Bill Polian is a part of the new football league that’s starting a full year before the XFL. He’s the former legendary front-office person who currently uses his ESPN platform to claim Lamar Jackson, a dynamic and more accurate than Josh Allen QB prospect, should play wide receiver in the NFL. While the AAF already has a more structured system for success put in place than the XFL, I’m not exactly on Team Polian when it comes to anything regarding vision and creativity.

People are really excited about the latest comic movie trailer, Marvel’s Infinity War (or something). I’m not going to tell you what to like. Enjoying stuff is subjective. You do you. For me, few comic-based — mostly the superhero variety — movies and television shows have done anything for me. Outside of the TV shows Legion and The Punisher, I’ve enjoyed very few of these adaptions. Don’t get me wrong. I liked Civil War and Winter Solider. It’s just that I didn’t love them.

Speaking of the realm of creativity, have we run out of new and exciting projects? Hitting the theaters in the future we have movies based off stuff created in other genres. Comics turned movies, video games (Rampage) turned movies, reboots galore and so on. I don’t hate the idea of rebooting or adapting anything. It would just be a little more awesome if alongside those projects were actual creative works. And, no. Adapting a book isn’t new, either.

Random plug aside: I write (works-in-progress, I’m trying to get better at it) fiction. I like to think, while rooted in two genres, they are at least original pieces, even if not exactly great from a literary standpoint. Find that nonsense here.

Texas A&M Aggies vs Michigan Wolverins

TBS (7:37 PM Eastern)

Michigan -3, O/U 136

Texas A&M in a nutshell:

The Aggies had arguably the most talented roster in all of the SEC, save for Kentucky, but could never put together long stretches of winning. In turn, people loved to question effort and coaching. Nothing like a little narrative based tomfoolery to spark the fuels of discussion.

Robert Williams, an NBA-level player, came back for another season with Texas A&M. His counting-stats are roughly the same, which lends credence to the idea he hasn’t improved. I’d combat that idea with another; the Aggies are better from an overall standpoint, needing to rely on the big man for less. He can’t create offense, is limited, and all that jazz. Still, he’s averaging nearly a double-double per game.

A&M is one of the best rebounding teams in the entire nation. Considering how stout Michigan’s defense can be, the Aggies will likely need a lot of second-chance buckets to get to the Elite Eight.

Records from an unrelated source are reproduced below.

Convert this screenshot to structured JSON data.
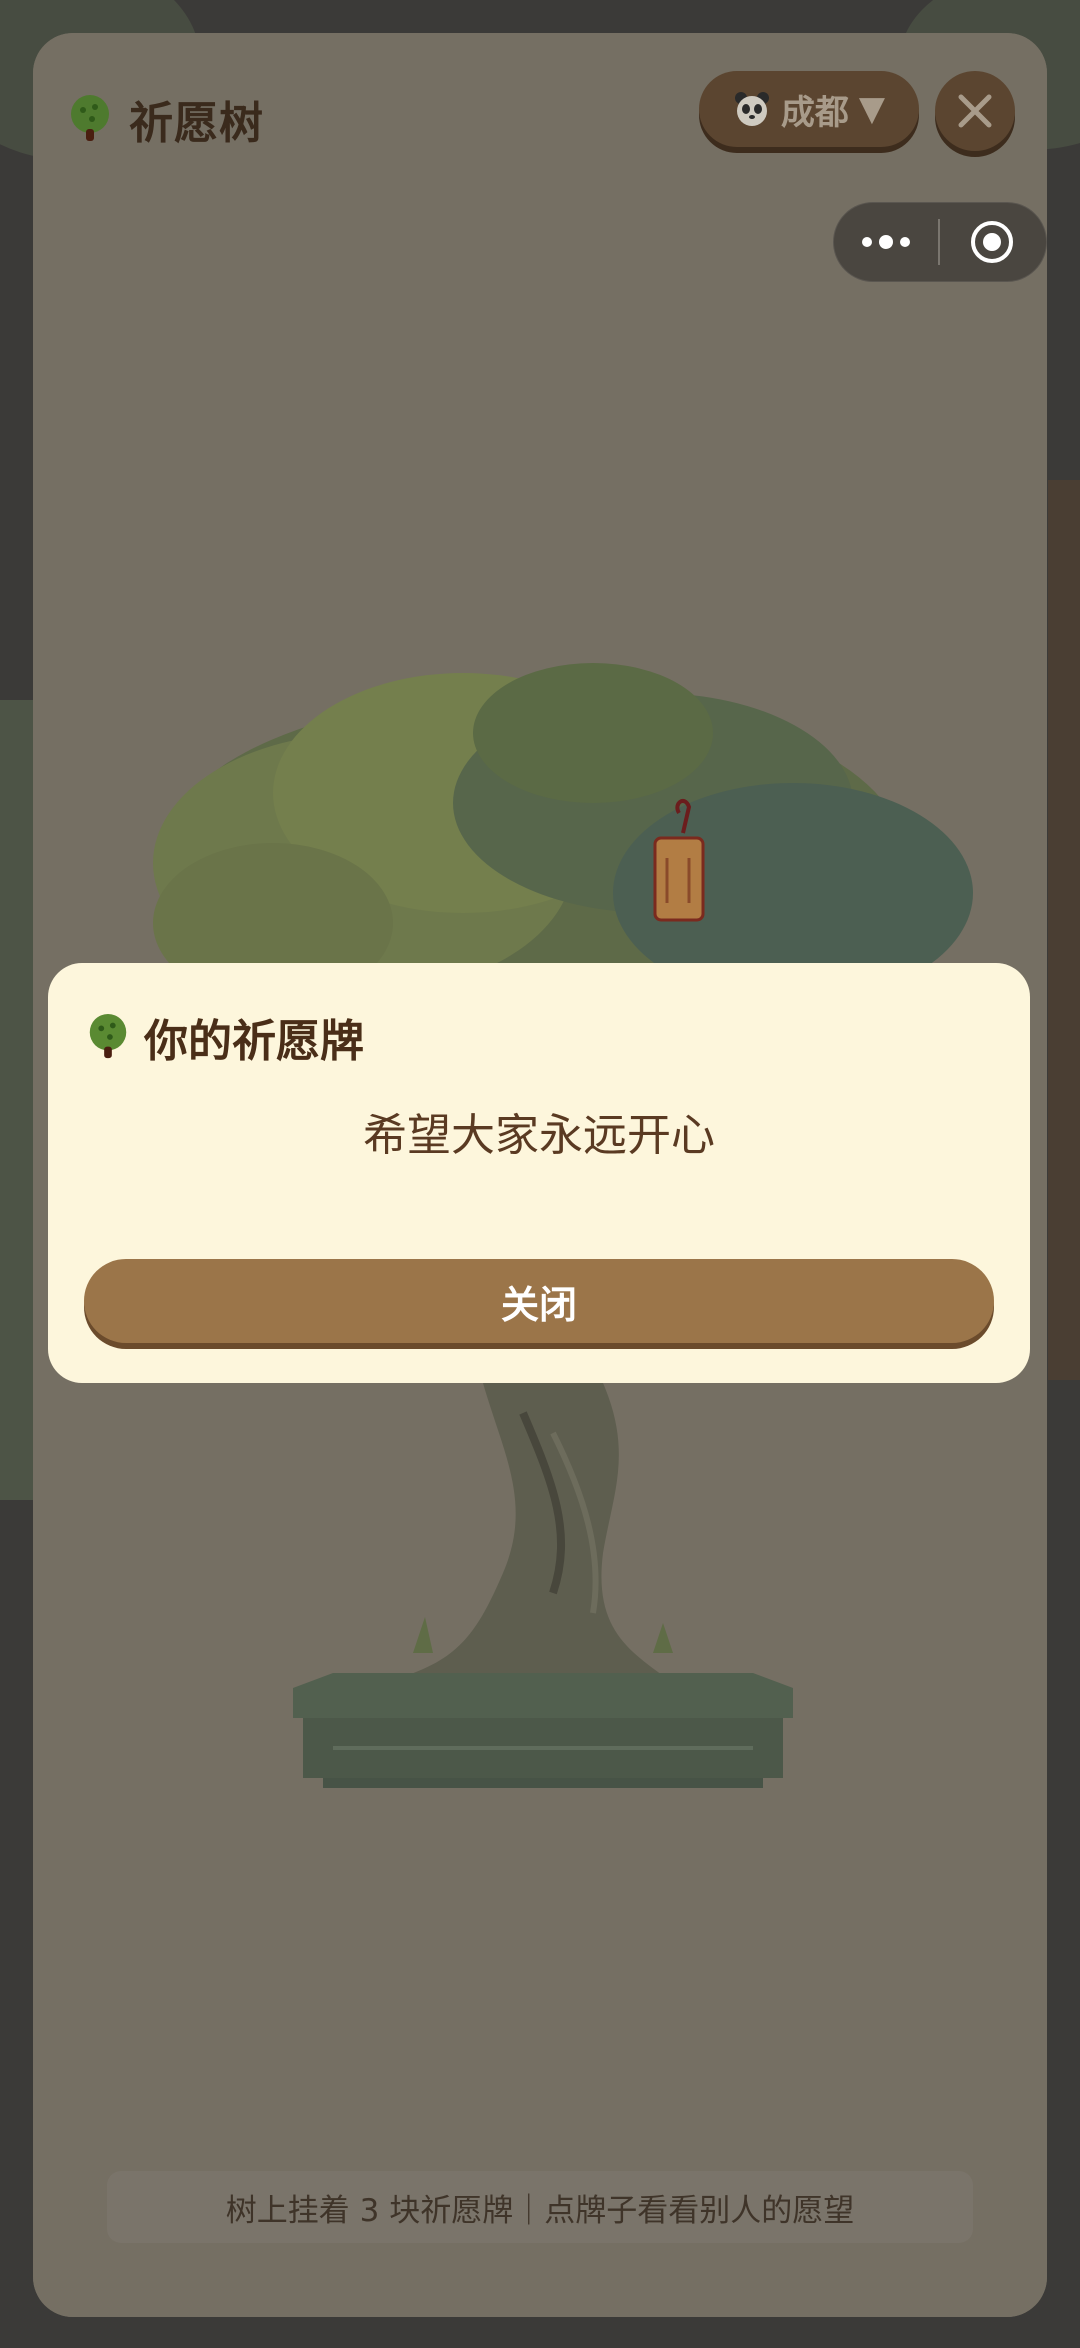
{
  "app": {
    "title": "祈愿树",
    "tree_icon": "tree-icon"
  },
  "header": {
    "city_label": "成都",
    "city_caret": "▼",
    "city_icon": "panda-icon",
    "close_icon": "close-icon"
  },
  "capsule": {
    "more_icon": "more-dots-icon",
    "target_icon": "target-icon"
  },
  "dialog": {
    "title": "你的祈愿牌",
    "wish": "希望大家永远开心",
    "close_label": "关闭"
  },
  "footer": {
    "hint": "树上挂着 3 块祈愿牌｜点牌子看看别人的愿望"
  },
  "colors": {
    "accent_brown": "#9b7549",
    "dialog_bg": "#fdf6dc",
    "title_brown": "#4a2e18",
    "overlay": "#756f63"
  }
}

Michigan in a nutshell:

A Wolverines team playing its best basketball come March? Tickle no one shocked and call zero humans Nancy. Well, except my neighbor Nancy, who I have affectionately — and accidentally — referred to as Denise for the last eight years. Big ups to other neighbor, Adam, for finally correcting me last month.

Moritz Wagner is yet another example of a player under John Beilein who has improved dramatically since stepping foot on campus. Wagner went from a 6-foot-11(ish) developmental project to one of the more efficient players in the Big Ten this season, shooting 53 percent from the floor and a mind-boggling 40 percent from three.

This is somewhat redundant, but it’s important. While A&M is one of the best rebounding teams in the nation, Michigan is one of the worst, only snagging 33.5 per game. The Wolverines will need their usual great defense to do its thing against the Aggies, but if their bigs can’t box-out and overachieve on the glass, it might be for not.

Prediction on all things A&M-Michigan

As you can tell, I’m worried about the rebounding discrepancy heading into this one.

There’s no data to actually back this up other than the famed eyeball test, which has its obvious flaws, but I believe the Aggies have the better overall talent despite Michigan being the favorite in this game. Don’t eat the three. Take it, and take the Aggies.

Texas A&M’s offense has been cooking lately. Michigan has been, because college basketball law, great defensively. It puts the O/U situation in a weird predicament, because if you’re betting on the Aggies, you almost have to bet on the over. So, do that.